### Problem statement
Across the data below, in how many lines does the word "title" appear? Give only the number.

### The input
###

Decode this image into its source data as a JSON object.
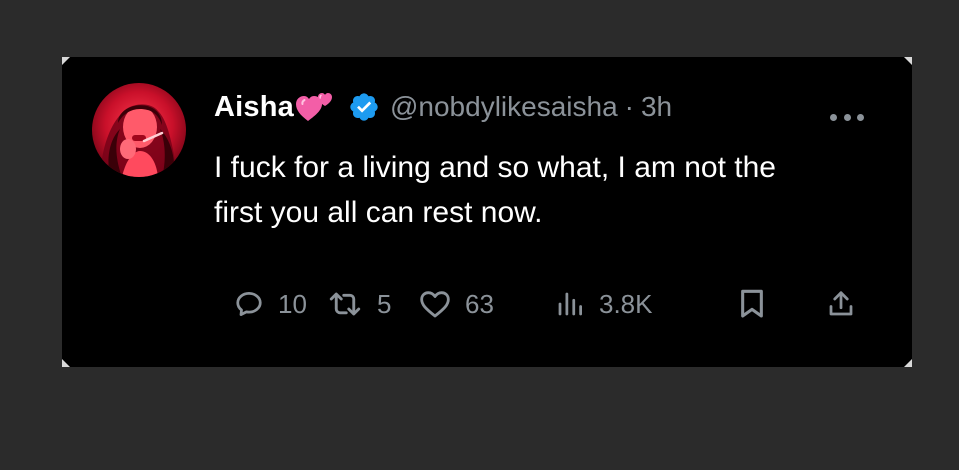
{
  "tweet": {
    "display_name": "Aisha",
    "name_emoji": "pink-two-hearts-emoji",
    "verified": true,
    "handle": "@nobdylikesaisha",
    "separator": "·",
    "timestamp": "3h",
    "text": "I fuck for a living and so what, I am not the first you all can rest now.",
    "avatar_description": "red-tinted profile photo",
    "metrics": {
      "replies": "10",
      "retweets": "5",
      "likes": "63",
      "views": "3.8K"
    }
  },
  "icons": {
    "verified_badge": "verified-check-icon",
    "more": "more-options-icon",
    "reply": "reply-icon",
    "retweet": "retweet-icon",
    "like": "heart-icon",
    "views": "views-chart-icon",
    "bookmark": "bookmark-icon",
    "share": "share-icon"
  },
  "colors": {
    "background": "#2b2b2b",
    "card": "#000000",
    "text_primary": "#ffffff",
    "text_secondary": "#8b9299",
    "verified_blue": "#1d9bf0",
    "avatar_tint": "#d8172f"
  }
}
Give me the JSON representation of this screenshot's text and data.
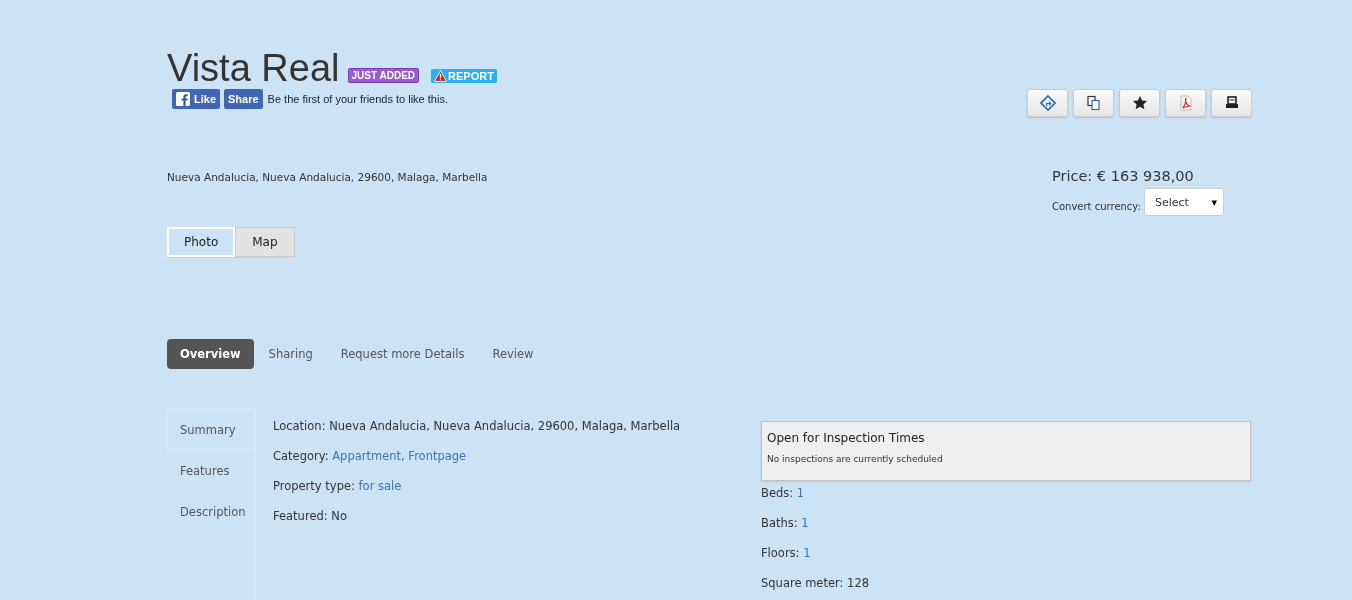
{
  "title": "Vista Real",
  "badges": [
    {
      "label": "JUST ADDED",
      "kind": "new"
    },
    {
      "label": "REPORT",
      "kind": "report"
    }
  ],
  "social": {
    "like": "Like",
    "share": "Share",
    "text": "Be the first of your friends to like this."
  },
  "address": "Nueva Andalucia, Nueva Andalucia, 29600, Malaga, Marbella",
  "price": "Price: € 163 938,00",
  "currency": {
    "label": "Convert currency:",
    "value": "Select",
    "caret": "▾"
  },
  "media_tabs": [
    {
      "label": "Photo",
      "selected": true
    },
    {
      "label": "Map",
      "selected": false
    }
  ],
  "tabs": [
    {
      "label": "Overview",
      "selected": true
    },
    {
      "label": "Sharing",
      "selected": false
    },
    {
      "label": "Request more Details",
      "selected": false
    },
    {
      "label": "Review",
      "selected": false
    }
  ],
  "side_tabs": [
    {
      "label": "Summary",
      "selected": true
    },
    {
      "label": "Features",
      "selected": false
    },
    {
      "label": "Description",
      "selected": false
    }
  ],
  "summary": [
    {
      "label": "Location:",
      "value": "Nueva Andalucia, Nueva Andalucia, 29600, Malaga, Marbella",
      "linked": false
    },
    {
      "label": "Category:",
      "value": "Appartment, Frontpage",
      "linked": true
    },
    {
      "label": "Property type:",
      "value": "for sale",
      "linked": true
    },
    {
      "label": "Featured:",
      "value": "No",
      "linked": false
    }
  ],
  "inspection": {
    "title": "Open for Inspection Times",
    "text": "No inspections are currently scheduled"
  },
  "facts": [
    {
      "label": "Beds:",
      "value": "1",
      "linked": true
    },
    {
      "label": "Baths:",
      "value": "1",
      "linked": true
    },
    {
      "label": "Floors:",
      "value": "1",
      "linked": true
    },
    {
      "label": "Square meter:",
      "value": "128",
      "linked": false
    }
  ]
}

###

### Expected answer
2